Why Do We Say “It’s Only”?
Why do we downplay the less than perfect health of our bodies, dismiss our chronic disease, or whatever it is that we see as negatives about ourselves? Why, when we’re out hiking in the summer, and our face is red, burning, itching, with the beginning of a new flare, do we dismiss our friends’ comments as it’s just a little warm or it’s only a little eczema? Or we add it’ll be fine when we get out of this heat. When we know, it won’t, and we desperately want to put a cool damp cloth over it to tamp down that fiery itch? Or we’re dying to scratch that itchy area on our face that we know will just cause more redness, more flaking, and definitely more irritation.
Downplaying the impact of eczema
When the handle on the hiking pole hits at the very spot where an old flare has returned and begun weeping, we don’t even need someone else to comment. We tell ourselves it's only our atopic dermatitis.
Will you help us understand the impact of atopic dermatitis by taking the Atopic Dermatitis In America Survey? (US only)
If a friend mentions we’re limping today, why do we say it’s only a kink, then try to hide the fact that it hurts! Or worse, we say it’s nothing, even when our knees are screaming in pain.
Why do we hide it?
Why do we try to hide, or at the very least minimize, these parts of our lives, of our bodies? Is it that we don’t want to be seen as a complainer? Or be seen as “less than.” Do we think our friends will think differently about us?
Is it that we might feel more vulnerable? That we might not maintain control over how others see us? A way of preserving our self-esteem? That might keep us just the same as our friends - not different in ways our conditions actually make us different. But perhaps those friends are doing the same, hiding what they consider a less than perfect life. If we did admit to our health condition, whatever the problem, what would happen? We might just find that a friend is also holding back something we know nothing about or has a family member in a similar circumstance. As long as we don’t become that person who can only talk about our problems, our friends will still be there.
Avoiding the topic
Perhaps we just feel no matter how bad it is, it’s as good as it gets. We’ve dealt with this, whatever it is, for so long, that it’s become like an old friend. We’ve learned not to admit we’re actually human, a little broken, and fallible. So we just change the subject.
Most of us do this until we either come to the realization that it will not change how our friends and family see us, or we become too numbed, too tired of continually putting up a false front. Perhaps it’s time to accept that we’re human and not the only one who’s facing difficult times. It’s not that we should talk about our problem constantly, but admitting there is one, is a good start toward honesty. Both with ourselves and with our friends and family. Time to show some self-compassion, be kind to yourself. Time to take ‘it’s only’ out of our vocabulary.
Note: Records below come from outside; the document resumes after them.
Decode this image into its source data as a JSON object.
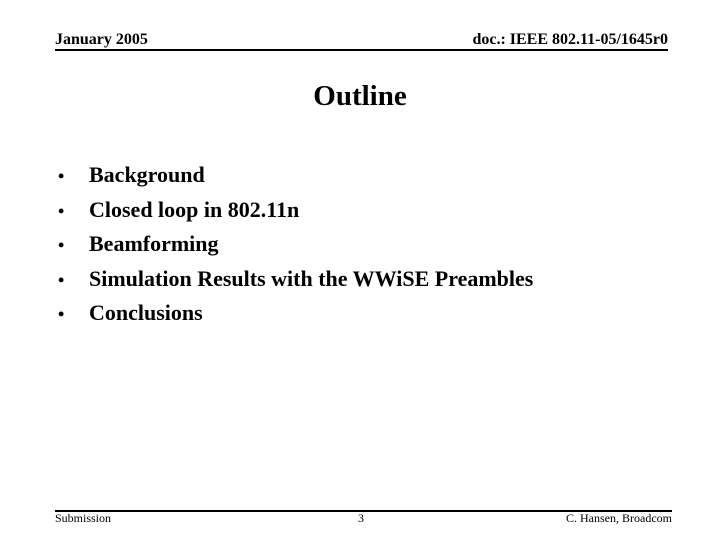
{
  "header": {
    "date": "January 2005",
    "doc_id": "doc.: IEEE 802.11-05/1645r0"
  },
  "slide": {
    "title": "Outline",
    "bullets": [
      "Background",
      "Closed loop in 802.11n",
      "Beamforming",
      "Simulation Results with the WWiSE Preambles",
      "Conclusions"
    ],
    "bullet_glyph": "•"
  },
  "footer": {
    "left": "Submission",
    "page_number": "3",
    "author": "C. Hansen, Broadcom"
  }
}
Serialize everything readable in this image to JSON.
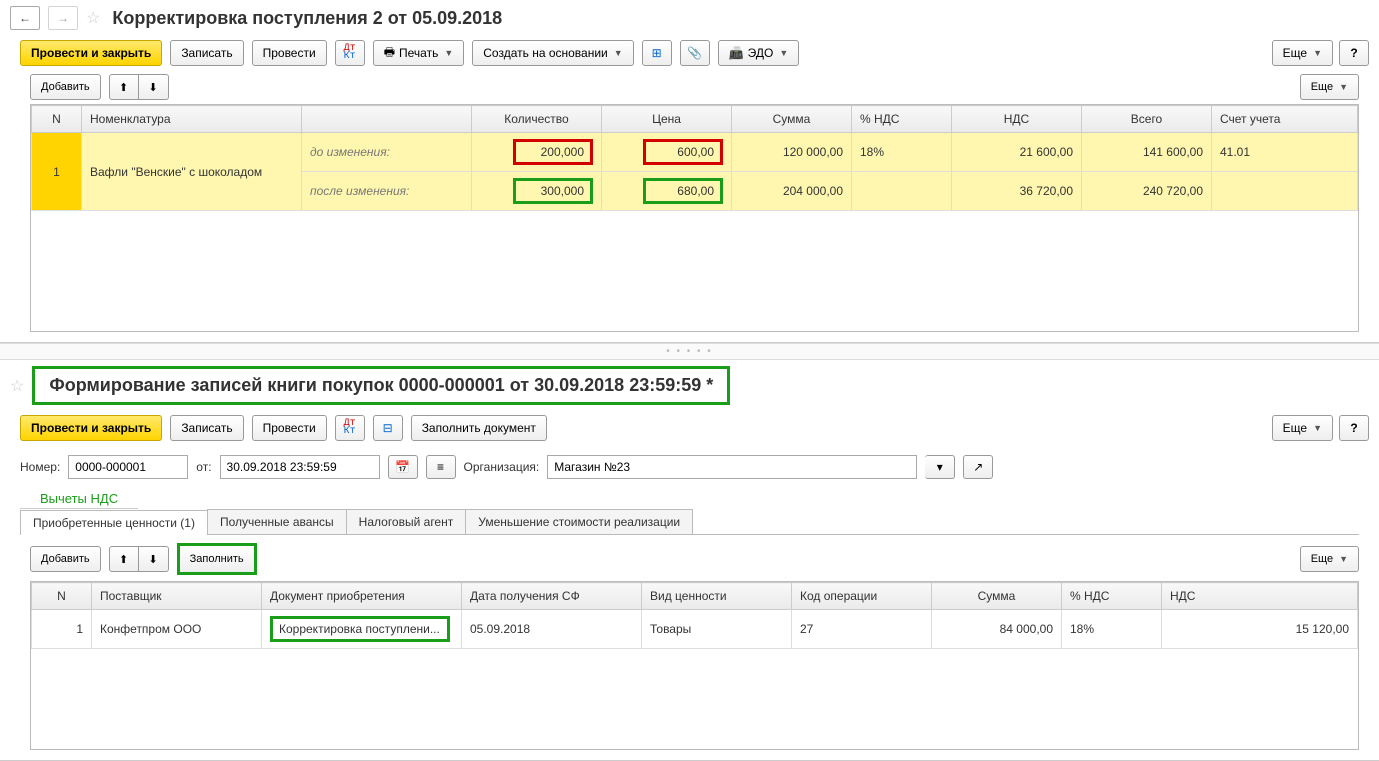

Have you completed the Atopic Dermatitis In America survey? Answer poll for survey link.